The American Sign Museum is a Cincinnati treasure—a 20,000 square-foot gem, glowing with lightbulbs and neon. Be a tourist in our own town and take in the sights of 500 signs from the last century for a colorful mash-up of history, art and science.
Designed to celebrate the rich history of American signage through preservation and education, the museum hosts more than 50,000 visitors each year from around the globe and celebrated its tenth anniversary in its Camp Washington location in June. Founder Tod Swormstedt has been on a mission to tell the stories of signs and the sign industry since the museum’s beginning in 1999.
“We see signs every day, so we may take them for granted,” says Erin Holland, manager of digital communications and engagement at the American Sign Museum. “So much craftsmanship goes into signs. They connect deeply with our culture. It’s something you might not think about as you are driving through downtown, but once they start taking the signs down, you do.”
The path through the exhibits follows a timeline and evolution of signs in America, featuring the obscure to the familiar.
“Our signs come from all across the country,” Erin says. “We’ve got signs from Times Square; Kansas City; Anaheim, California; and Columbus, Ohio. We do our best to have a nationwide representation.”
The museum houses 100 years of wooden, lightbulb, neon and plastic signage from the US. The showrooms highlight the changing technologies that artisan signmakers used to craft the mascots, slogans and logos of businesses.
“Bulbs gave way to neon in the US in the 1930s,” Erin explains. “The cheerful orange neon was popular during the height of the depression. Eventually, businesses wanted something a little faster and cheaper, so plastic took over,” she continues, gesturing to an oversized Colonel Sanders of Kentucky Fried Chicken fame.
A historic Frisch’s Big Boy welcomes visitors at one aisle, while Speedy, an early McDonald’s mascot, blinks on another.
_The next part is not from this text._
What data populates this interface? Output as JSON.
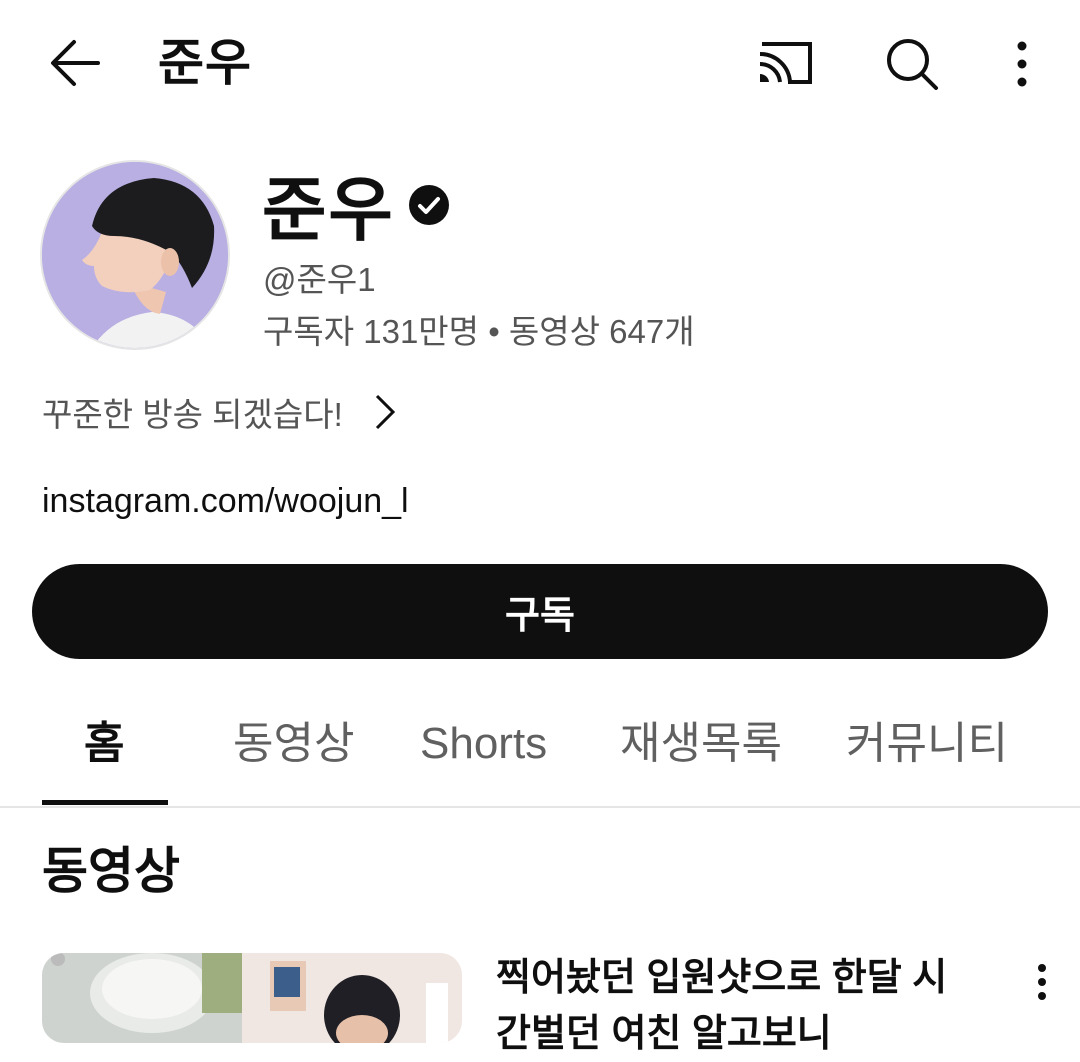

Nostalgic businesses advertise their wares and services in all shapes, sizes and colors. Many of the signs on exhibit have been carefully restored, but each piece is approached with the goal of preserving its history. Some wooden signs are chipped; one of the signs sports a bullet hole. The signs tell a story and teach lessons about the culture that posted them.
Stroll down a recreated American avenue the museum calls “Main Street,” complete with storefronts of a bygone era. Across from the barber shop and next door to a pizza parlor stands the storefront of an actual Cincinnati business, Rohs Hardware.
“Rohs was a hardware store on Vine Street in OTR,” says Erin. “We were only expecting to get the neon letters, but Tod also acquired the storefront panels and front door. It is our most legitimate storefront.”
A wall of Cincinnati signs pays homage to other local businesses: Hudepohl, General Electric, Suders Art Store and more. The lineup of familiar names faces a rustic barn wall with a Mail Pouch Tobacco ad painted black and gold. The American Sign Museum hosts private parties and gatherings of all sizes between these two contrasting and iconic scenes. They are a vivid backdrop to receptions, live music, classes and corporate meetings.
This is your sign to head to the American Sign Museum for a tour you won’t soon forget.
American Sign Museum
1330 Monmouth Avenue, Cincinnati
Open Wednesday-Saturday, 10 a.m.-4 p.m. and Sunday, 12-4 p.m.
Follow on Facebook, Instagram and Twitter to learn about upcoming events.
Free - Members + Children 12 + Under
$15 - Adults
$10 - Youth/Seniors/Military/First Responders